Another long section of soft sandy beach was exactly what I didn’t need at this stage so that’s what we got. A beautiful beach on any other day, but a pain in the hole today. This section of beach leads on to Ballintoy Harbour and eventually on to Ballintoy Quarry, the turn around spot. 5 hours in, a marathon done (told you I wasn’t fast) and another half marathon to do. Onwards and upwards, out of the quarry and heading for home.

The beach section was a little bit easier on the way back due to the outgoing tide revealing wet hard packed sand and I ran a good proportion of it. For the undulating cliff top I was running as much as I could but even the down bits were tough due to a stiff right knee. Run walk, run walk.

This has to be one of the friendliest events I’ve ever taken part in. As I mentioned before there are 5 different races taking place on the same course on the same day and the differing start times mean you meet competitors from each event at different stages especially, if like me, you are out there all day. I had passed a few marathon back markers soon after their start. I had seen many more on the course as they made their way back against me. I had nearly been engulfed by the half marathon start near the turn around and I passed through the gathered pack of 10k runners as they waited for their off in a cliff top field in the middle of nowhere.
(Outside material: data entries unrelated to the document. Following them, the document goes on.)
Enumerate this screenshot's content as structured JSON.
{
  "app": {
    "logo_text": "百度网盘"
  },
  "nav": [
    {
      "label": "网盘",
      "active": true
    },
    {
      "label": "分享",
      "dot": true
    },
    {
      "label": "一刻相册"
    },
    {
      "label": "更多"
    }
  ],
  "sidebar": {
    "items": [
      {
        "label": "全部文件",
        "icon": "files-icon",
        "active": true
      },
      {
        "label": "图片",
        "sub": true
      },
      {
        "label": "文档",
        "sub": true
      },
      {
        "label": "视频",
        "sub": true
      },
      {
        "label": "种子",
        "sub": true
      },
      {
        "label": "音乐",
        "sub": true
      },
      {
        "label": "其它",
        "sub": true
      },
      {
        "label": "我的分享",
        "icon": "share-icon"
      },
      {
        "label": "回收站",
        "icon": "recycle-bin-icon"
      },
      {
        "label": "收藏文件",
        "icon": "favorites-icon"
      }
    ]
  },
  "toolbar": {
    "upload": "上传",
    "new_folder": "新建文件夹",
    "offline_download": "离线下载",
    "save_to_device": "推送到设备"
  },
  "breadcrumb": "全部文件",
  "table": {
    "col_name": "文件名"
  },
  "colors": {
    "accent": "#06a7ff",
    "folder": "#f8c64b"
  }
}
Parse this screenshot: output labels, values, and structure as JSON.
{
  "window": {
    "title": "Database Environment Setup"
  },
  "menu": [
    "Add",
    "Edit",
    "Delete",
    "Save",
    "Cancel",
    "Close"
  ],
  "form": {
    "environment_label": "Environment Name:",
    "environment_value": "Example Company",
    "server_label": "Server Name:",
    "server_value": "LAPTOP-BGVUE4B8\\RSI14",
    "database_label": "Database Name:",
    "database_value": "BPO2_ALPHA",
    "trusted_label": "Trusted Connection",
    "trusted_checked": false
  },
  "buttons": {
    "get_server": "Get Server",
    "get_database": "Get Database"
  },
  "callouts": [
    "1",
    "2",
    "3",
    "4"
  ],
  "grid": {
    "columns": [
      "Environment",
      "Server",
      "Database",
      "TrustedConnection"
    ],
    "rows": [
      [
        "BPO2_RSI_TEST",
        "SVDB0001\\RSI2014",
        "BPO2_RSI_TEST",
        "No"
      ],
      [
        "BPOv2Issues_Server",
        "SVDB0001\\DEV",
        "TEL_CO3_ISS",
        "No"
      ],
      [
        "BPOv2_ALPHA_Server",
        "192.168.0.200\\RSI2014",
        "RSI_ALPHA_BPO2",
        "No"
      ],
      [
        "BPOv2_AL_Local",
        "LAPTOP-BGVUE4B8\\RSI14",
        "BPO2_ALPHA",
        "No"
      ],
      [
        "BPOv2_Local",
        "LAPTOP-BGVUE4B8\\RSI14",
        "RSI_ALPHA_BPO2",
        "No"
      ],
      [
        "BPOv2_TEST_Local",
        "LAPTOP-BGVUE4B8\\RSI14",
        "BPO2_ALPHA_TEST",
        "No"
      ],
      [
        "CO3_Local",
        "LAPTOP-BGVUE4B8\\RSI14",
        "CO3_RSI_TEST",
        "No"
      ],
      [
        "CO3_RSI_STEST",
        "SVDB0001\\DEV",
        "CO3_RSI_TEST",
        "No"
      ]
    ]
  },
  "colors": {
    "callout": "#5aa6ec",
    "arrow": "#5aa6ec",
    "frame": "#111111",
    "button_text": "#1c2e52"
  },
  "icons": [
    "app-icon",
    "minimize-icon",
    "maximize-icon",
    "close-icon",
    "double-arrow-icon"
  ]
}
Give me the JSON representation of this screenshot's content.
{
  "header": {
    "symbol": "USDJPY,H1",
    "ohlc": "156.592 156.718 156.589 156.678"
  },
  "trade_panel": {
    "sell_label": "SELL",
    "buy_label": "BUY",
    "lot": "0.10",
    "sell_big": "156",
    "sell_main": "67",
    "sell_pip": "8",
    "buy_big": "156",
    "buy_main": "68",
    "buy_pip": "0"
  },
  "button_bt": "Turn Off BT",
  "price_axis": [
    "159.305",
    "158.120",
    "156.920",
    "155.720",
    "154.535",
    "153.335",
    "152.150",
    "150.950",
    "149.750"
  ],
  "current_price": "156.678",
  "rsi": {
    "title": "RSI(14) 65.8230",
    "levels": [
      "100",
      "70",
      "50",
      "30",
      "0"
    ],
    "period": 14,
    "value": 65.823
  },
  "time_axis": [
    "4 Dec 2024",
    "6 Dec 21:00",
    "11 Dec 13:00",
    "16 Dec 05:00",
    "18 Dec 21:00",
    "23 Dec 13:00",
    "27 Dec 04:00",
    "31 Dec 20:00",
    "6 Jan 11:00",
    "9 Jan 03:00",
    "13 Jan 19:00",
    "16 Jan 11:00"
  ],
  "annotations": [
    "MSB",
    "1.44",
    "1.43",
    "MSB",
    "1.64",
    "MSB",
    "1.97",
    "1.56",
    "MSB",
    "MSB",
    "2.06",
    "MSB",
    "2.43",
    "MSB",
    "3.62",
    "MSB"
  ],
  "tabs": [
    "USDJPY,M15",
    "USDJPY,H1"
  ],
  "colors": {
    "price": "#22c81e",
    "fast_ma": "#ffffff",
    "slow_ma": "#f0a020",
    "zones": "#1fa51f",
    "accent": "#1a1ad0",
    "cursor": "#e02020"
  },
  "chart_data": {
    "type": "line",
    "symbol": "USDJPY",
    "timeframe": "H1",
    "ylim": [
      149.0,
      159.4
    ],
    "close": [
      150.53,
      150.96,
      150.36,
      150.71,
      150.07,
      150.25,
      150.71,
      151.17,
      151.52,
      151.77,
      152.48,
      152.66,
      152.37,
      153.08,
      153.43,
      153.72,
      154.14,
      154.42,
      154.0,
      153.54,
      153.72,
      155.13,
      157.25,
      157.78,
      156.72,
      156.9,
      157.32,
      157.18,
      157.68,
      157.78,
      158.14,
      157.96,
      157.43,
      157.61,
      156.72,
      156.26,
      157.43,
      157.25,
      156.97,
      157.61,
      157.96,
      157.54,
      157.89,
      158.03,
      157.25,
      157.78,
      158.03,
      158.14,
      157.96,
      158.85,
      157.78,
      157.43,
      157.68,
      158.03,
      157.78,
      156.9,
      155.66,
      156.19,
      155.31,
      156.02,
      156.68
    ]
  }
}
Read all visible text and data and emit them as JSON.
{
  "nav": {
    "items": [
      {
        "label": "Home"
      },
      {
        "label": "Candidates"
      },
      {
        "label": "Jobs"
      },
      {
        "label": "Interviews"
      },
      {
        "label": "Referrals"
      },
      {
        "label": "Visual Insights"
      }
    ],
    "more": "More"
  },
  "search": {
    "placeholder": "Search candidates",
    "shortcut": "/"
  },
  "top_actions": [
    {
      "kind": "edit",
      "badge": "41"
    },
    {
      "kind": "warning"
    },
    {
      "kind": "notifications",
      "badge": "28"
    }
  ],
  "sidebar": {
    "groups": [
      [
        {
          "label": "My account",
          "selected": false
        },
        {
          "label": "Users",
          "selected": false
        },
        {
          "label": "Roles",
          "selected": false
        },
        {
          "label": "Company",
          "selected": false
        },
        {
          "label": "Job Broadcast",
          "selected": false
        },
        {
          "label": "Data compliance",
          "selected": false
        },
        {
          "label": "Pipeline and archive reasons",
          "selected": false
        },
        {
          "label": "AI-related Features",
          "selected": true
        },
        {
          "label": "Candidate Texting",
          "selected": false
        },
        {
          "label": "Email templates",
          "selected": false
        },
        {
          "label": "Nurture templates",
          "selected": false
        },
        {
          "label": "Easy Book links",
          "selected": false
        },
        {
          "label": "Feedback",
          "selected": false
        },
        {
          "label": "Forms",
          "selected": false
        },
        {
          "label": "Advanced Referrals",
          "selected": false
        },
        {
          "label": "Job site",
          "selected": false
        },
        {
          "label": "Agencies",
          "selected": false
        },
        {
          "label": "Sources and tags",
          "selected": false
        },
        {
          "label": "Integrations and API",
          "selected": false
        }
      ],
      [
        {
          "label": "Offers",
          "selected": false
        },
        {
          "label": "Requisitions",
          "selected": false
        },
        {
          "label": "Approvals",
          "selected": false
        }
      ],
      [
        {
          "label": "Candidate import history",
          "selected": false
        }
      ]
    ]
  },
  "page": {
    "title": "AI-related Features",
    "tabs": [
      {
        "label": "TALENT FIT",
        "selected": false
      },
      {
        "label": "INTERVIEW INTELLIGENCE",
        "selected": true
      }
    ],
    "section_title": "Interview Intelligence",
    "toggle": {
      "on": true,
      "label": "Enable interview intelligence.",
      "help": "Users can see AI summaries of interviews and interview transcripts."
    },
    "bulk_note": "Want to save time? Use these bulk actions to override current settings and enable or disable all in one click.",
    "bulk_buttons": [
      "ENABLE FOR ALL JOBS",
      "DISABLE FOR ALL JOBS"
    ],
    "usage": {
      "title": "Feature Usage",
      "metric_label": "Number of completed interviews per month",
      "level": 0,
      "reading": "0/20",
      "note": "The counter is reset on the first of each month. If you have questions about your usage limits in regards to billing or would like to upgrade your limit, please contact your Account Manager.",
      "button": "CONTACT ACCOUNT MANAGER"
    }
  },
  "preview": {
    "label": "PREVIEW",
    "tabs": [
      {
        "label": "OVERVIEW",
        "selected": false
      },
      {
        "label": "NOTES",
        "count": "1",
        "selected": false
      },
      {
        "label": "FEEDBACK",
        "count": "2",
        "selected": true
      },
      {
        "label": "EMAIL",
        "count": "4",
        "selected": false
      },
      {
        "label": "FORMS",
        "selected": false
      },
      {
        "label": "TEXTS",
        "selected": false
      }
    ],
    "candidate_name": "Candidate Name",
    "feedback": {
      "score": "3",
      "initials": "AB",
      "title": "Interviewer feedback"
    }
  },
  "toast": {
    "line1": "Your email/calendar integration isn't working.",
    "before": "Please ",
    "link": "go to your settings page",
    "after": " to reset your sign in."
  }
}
All along there were shouts of encouragement and the refrain of “well done ultra” as they spotted the green race number. A special moment was passing through the 10k start with a couple of half marathoners and I unashamedly milked the applause like a golfer walking down the 18th fairway on Open Sunday.

Soon after I left them the 10k runners came thundering past on the narrow trail where it’s best advised to stay to the left as the drop to the sea is about 200 feet. I did my best to get out of their way but walking in the long grass was difficult so I apologise to any runner who I didn’t get out of the way quick enough for. I tried to latch on to a few of the mid packers but this didn’t last long but it helped pass the time. The course on the way back thankfully neglects to drop down to the Giants Causeway, staying instead on the upper cliff path. Nearly home. One last water stop and one more cliff top convolution and the town of Portballintrae comes into view. The finish PA can be heard on the wind. Another sandy beach lay ahead and I couldn’t remember if this was run on the way out. But no, this beach is bypassed by means of a sand dune boardwalk. Cross the bridge and up the little hill to the finish and a great welcome, a medal and a bottle of beer (non-alcoholic for some bizarre reason).

A good day out, a few lessons learned, a deeper understanding of my limits, I think, and a head full of amazing imagery from a spectacular setting. A highly recommended event.


0 #1 Doreen Huxley 2018-09-05 22:06
I’ve entered the ultra giant causeway, and I’m struggling to find any specific detail of route accent, drop bag opportunity and mandatory kit.
Your account of your challenge has been really helpful to me.Thank you
Sounds like you had to muster large volumes of mental resilience during the race, and you did brilliant.
Thank you,